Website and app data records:
- - - - - - -

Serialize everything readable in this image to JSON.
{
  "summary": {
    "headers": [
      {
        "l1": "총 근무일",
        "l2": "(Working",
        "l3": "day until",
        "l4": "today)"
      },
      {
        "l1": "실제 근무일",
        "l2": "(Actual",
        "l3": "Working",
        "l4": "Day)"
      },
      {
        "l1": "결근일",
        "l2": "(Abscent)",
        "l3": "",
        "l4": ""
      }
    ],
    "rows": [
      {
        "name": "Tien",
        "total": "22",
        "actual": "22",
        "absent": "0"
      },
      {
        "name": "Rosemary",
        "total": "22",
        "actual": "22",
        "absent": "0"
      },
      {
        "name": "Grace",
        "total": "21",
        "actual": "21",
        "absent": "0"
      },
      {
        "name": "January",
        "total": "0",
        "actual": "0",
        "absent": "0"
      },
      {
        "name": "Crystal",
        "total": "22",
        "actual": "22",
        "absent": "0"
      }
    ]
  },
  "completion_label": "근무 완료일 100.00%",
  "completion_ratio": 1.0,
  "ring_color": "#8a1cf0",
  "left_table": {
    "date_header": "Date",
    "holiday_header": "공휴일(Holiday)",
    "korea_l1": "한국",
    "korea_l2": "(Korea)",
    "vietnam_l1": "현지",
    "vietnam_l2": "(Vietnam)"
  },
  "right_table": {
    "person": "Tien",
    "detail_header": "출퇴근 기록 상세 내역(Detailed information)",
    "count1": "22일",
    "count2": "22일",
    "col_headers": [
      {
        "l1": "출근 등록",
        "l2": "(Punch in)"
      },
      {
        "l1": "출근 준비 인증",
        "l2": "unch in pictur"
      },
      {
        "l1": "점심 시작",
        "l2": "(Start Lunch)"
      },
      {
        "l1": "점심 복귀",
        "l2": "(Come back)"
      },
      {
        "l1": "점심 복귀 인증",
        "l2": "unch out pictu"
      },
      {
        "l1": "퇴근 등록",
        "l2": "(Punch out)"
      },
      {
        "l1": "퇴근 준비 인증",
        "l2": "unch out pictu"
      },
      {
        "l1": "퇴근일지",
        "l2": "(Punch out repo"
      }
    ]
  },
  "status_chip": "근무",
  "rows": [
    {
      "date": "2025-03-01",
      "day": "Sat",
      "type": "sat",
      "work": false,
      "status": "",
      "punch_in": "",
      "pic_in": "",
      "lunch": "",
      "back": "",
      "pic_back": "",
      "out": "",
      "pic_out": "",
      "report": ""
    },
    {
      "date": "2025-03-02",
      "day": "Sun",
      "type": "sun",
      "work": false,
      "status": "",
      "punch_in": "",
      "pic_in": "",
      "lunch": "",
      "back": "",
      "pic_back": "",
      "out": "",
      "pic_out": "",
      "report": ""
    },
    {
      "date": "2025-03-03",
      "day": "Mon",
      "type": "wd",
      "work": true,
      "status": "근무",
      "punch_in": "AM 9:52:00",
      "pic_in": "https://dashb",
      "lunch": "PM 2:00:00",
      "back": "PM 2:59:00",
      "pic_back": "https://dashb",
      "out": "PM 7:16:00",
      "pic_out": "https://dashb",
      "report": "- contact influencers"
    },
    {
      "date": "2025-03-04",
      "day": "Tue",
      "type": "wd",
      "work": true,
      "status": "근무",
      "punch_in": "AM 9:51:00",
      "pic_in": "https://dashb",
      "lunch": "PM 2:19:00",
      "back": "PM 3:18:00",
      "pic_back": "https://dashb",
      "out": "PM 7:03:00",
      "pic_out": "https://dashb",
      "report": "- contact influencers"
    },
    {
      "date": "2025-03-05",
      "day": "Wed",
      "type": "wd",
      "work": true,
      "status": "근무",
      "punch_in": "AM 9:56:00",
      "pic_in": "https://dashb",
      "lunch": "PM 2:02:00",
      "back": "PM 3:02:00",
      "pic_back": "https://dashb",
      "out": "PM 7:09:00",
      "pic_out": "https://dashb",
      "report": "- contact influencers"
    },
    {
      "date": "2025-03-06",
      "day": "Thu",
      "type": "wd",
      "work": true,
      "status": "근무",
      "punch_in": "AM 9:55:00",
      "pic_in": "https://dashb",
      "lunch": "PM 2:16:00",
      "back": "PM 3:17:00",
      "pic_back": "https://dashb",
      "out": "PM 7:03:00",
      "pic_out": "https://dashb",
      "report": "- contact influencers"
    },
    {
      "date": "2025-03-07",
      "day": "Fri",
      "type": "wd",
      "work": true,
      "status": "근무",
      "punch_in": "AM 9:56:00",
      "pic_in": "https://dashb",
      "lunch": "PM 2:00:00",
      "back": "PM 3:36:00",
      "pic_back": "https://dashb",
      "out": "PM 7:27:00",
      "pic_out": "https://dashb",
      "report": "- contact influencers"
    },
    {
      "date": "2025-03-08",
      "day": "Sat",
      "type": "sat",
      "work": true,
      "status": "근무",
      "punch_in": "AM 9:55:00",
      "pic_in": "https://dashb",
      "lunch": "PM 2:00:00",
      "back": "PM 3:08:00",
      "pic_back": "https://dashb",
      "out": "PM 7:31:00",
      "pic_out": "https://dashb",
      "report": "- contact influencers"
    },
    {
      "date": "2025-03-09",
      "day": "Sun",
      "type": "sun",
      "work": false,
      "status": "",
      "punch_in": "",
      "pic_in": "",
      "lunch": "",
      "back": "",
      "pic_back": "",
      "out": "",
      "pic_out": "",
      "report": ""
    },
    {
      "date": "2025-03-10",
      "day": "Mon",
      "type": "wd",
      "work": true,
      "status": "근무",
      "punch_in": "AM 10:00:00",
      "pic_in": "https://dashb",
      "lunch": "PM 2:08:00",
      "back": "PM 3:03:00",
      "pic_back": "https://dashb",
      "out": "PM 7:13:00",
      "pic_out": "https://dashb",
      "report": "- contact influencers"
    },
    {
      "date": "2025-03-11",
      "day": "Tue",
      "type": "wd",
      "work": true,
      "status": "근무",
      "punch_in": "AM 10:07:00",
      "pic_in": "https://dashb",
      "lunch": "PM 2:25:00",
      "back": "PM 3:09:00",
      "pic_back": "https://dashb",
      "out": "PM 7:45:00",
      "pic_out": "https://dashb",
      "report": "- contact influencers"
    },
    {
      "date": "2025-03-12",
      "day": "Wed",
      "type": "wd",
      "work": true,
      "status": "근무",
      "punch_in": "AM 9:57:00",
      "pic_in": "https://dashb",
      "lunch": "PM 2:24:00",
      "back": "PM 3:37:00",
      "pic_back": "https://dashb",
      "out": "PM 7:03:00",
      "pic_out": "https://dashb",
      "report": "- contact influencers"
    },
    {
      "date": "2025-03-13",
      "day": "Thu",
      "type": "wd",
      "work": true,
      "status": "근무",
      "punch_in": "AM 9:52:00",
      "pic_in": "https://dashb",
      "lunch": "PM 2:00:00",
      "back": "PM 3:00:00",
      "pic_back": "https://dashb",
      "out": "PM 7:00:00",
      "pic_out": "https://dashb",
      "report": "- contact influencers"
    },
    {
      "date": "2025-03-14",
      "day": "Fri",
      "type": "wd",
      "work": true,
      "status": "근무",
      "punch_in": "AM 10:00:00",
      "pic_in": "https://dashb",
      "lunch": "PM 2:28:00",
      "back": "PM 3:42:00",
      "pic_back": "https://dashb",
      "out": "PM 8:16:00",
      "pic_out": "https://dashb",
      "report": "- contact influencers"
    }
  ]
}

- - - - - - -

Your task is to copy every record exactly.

RESPONSE BOX:
Serialize everything readable in this image to JSON.
{
  "summary": {
    "headers": [
      {
        "l1": "총 근무일",
        "l2": "(Working",
        "l3": "day until",
        "l4": "today)"
      },
      {
        "l1": "실제 근무일",
        "l2": "(Actual",
        "l3": "Working",
        "l4": "Day)"
      },
      {
        "l1": "결근일",
        "l2": "(Abscent)",
        "l3": "",
        "l4": ""
      }
    ],
    "rows": [
      {
        "name": "Tien",
        "total": "22",
        "actual": "22",
        "absent": "0"
      },
      {
        "name": "Rosemary",
        "total": "22",
        "actual": "22",
        "absent": "0"
      },
      {
        "name": "Grace",
        "total": "21",
        "actual": "21",
        "absent": "0"
      },
      {
        "name": "January",
        "total": "0",
        "actual": "0",
        "absent": "0"
      },
      {
        "name": "Crystal",
        "total": "22",
        "actual": "22",
        "absent": "0"
      }
    ]
  },
  "completion_label": "근무 완료일 100.00%",
  "completion_ratio": 1.0,
  "ring_color": "#8a1cf0",
  "left_table": {
    "date_header": "Date",
    "holiday_header": "공휴일(Holiday)",
    "korea_l1": "한국",
    "korea_l2": "(Korea)",
    "vietnam_l1": "현지",
    "vietnam_l2": "(Vietnam)"
  },
  "right_table": {
    "person": "Tien",
    "detail_header": "출퇴근 기록 상세 내역(Detailed information)",
    "count1": "22일",
    "count2": "22일",
    "col_headers": [
      {
        "l1": "출근 등록",
        "l2": "(Punch in)"
      },
      {
        "l1": "출근 준비 인증",
        "l2": "unch in pictur"
      },
      {
        "l1": "점심 시작",
        "l2": "(Start Lunch)"
      },
      {
        "l1": "점심 복귀",
        "l2": "(Come back)"
      },
      {
        "l1": "점심 복귀 인증",
        "l2": "unch out pictu"
      },
      {
        "l1": "퇴근 등록",
        "l2": "(Punch out)"
      },
      {
        "l1": "퇴근 준비 인증",
        "l2": "unch out pictu"
      },
      {
        "l1": "퇴근일지",
        "l2": "(Punch out repo"
      }
    ]
  },
  "status_chip": "근무",
  "rows": [
    {
      "date": "2025-03-01",
      "day": "Sat",
      "type": "sat",
      "work": false,
      "status": "",
      "punch_in": "",
      "pic_in": "",
      "lunch": "",
      "back": "",
      "pic_back": "",
      "out": "",
      "pic_out": "",
      "report": ""
    },
    {
      "date": "2025-03-02",
      "day": "Sun",
      "type": "sun",
      "work": false,
      "status": "",
      "punch_in": "",
      "pic_in": "",
      "lunch": "",
      "back": "",
      "pic_back": "",
      "out": "",
      "pic_out": "",
      "report": ""
    },
    {
      "date": "2025-03-03",
      "day": "Mon",
      "type": "wd",
      "work": true,
      "status": "근무",
      "punch_in": "AM 9:52:00",
      "pic_in": "https://dashb",
      "lunch": "PM 2:00:00",
      "back": "PM 2:59:00",
      "pic_back": "https://dashb",
      "out": "PM 7:16:00",
      "pic_out": "https://dashb",
      "report": "- contact influencers"
    },
    {
      "date": "2025-03-04",
      "day": "Tue",
      "type": "wd",
      "work": true,
      "status": "근무",
      "punch_in": "AM 9:51:00",
      "pic_in": "https://dashb",
      "lunch": "PM 2:19:00",
      "back": "PM 3:18:00",
      "pic_back": "https://dashb",
      "out": "PM 7:03:00",
      "pic_out": "https://dashb",
      "report": "- contact influencers"
    },
    {
      "date": "2025-03-05",
      "day": "Wed",
      "type": "wd",
      "work": true,
      "status": "근무",
      "punch_in": "AM 9:56:00",
      "pic_in": "https://dashb",
      "lunch": "PM 2:02:00",
      "back": "PM 3:02:00",
      "pic_back": "https://dashb",
      "out": "PM 7:09:00",
      "pic_out": "https://dashb",
      "report": "- contact influencers"
    },
    {
      "date": "2025-03-06",
      "day": "Thu",
      "type": "wd",
      "work": true,
      "status": "근무",
      "punch_in": "AM 9:55:00",
      "pic_in": "https://dashb",
      "lunch": "PM 2:16:00",
      "back": "PM 3:17:00",
      "pic_back": "https://dashb",
      "out": "PM 7:03:00",
      "pic_out": "https://dashb",
      "report": "- contact influencers"
    },
    {
      "date": "2025-03-07",
      "day": "Fri",
      "type": "wd",
      "work": true,
      "status": "근무",
      "punch_in": "AM 9:56:00",
      "pic_in": "https://dashb",
      "lunch": "PM 2:00:00",
      "back": "PM 3:36:00",
      "pic_back": "https://dashb",
      "out": "PM 7:27:00",
      "pic_out": "https://dashb",
      "report": "- contact influencers"
    },
    {
      "date": "2025-03-08",
      "day": "Sat",
      "type": "sat",
      "work": true,
      "status": "근무",
      "punch_in": "AM 9:55:00",
      "pic_in": "https://dashb",
      "lunch": "PM 2:00:00",
      "back": "PM 3:08:00",
      "pic_back": "https://dashb",
      "out": "PM 7:31:00",
      "pic_out": "https://dashb",
      "report": "- contact influencers"
    },
    {
      "date": "2025-03-09",
      "day": "Sun",
      "type": "sun",
      "work": false,
      "status": "",
      "punch_in": "",
      "pic_in": "",
      "lunch": "",
      "back": "",
      "pic_back": "",
      "out": "",
      "pic_out": "",
      "report": ""
    },
    {
      "date": "2025-03-10",
      "day": "Mon",
      "type": "wd",
      "work": true,
      "status": "근무",
      "punch_in": "AM 10:00:00",
      "pic_in": "https://dashb",
      "lunch": "PM 2:08:00",
      "back": "PM 3:03:00",
      "pic_back": "https://dashb",
      "out": "PM 7:13:00",
      "pic_out": "https://dashb",
      "report": "- contact influencers"
    },
    {
      "date": "2025-03-11",
      "day": "Tue",
      "type": "wd",
      "work": true,
      "status": "근무",
      "punch_in": "AM 10:07:00",
      "pic_in": "https://dashb",
      "lunch": "PM 2:25:00",
      "back": "PM 3:09:00",
      "pic_back": "https://dashb",
      "out": "PM 7:45:00",
      "pic_out": "https://dashb",
      "report": "- contact influencers"
    },
    {
      "date": "2025-03-12",
      "day": "Wed",
      "type": "wd",
      "work": true,
      "status": "근무",
      "punch_in": "AM 9:57:00",
      "pic_in": "https://dashb",
      "lunch": "PM 2:24:00",
      "back": "PM 3:37:00",
      "pic_back": "https://dashb",
      "out": "PM 7:03:00",
      "pic_out": "https://dashb",
      "report": "- contact influencers"
    },
    {
      "date": "2025-03-13",
      "day": "Thu",
      "type": "wd",
      "work": true,
      "status": "근무",
      "punch_in": "AM 9:52:00",
      "pic_in": "https://dashb",
      "lunch": "PM 2:00:00",
      "back": "PM 3:00:00",
      "pic_back": "https://dashb",
      "out": "PM 7:00:00",
      "pic_out": "https://dashb",
      "report": "- contact influencers"
    },
    {
      "date": "2025-03-14",
      "day": "Fri",
      "type": "wd",
      "work": true,
      "status": "근무",
      "punch_in": "AM 10:00:00",
      "pic_in": "https://dashb",
      "lunch": "PM 2:28:00",
      "back": "PM 3:42:00",
      "pic_back": "https://dashb",
      "out": "PM 8:16:00",
      "pic_out": "https://dashb",
      "report": "- contact influencers"
    }
  ]
}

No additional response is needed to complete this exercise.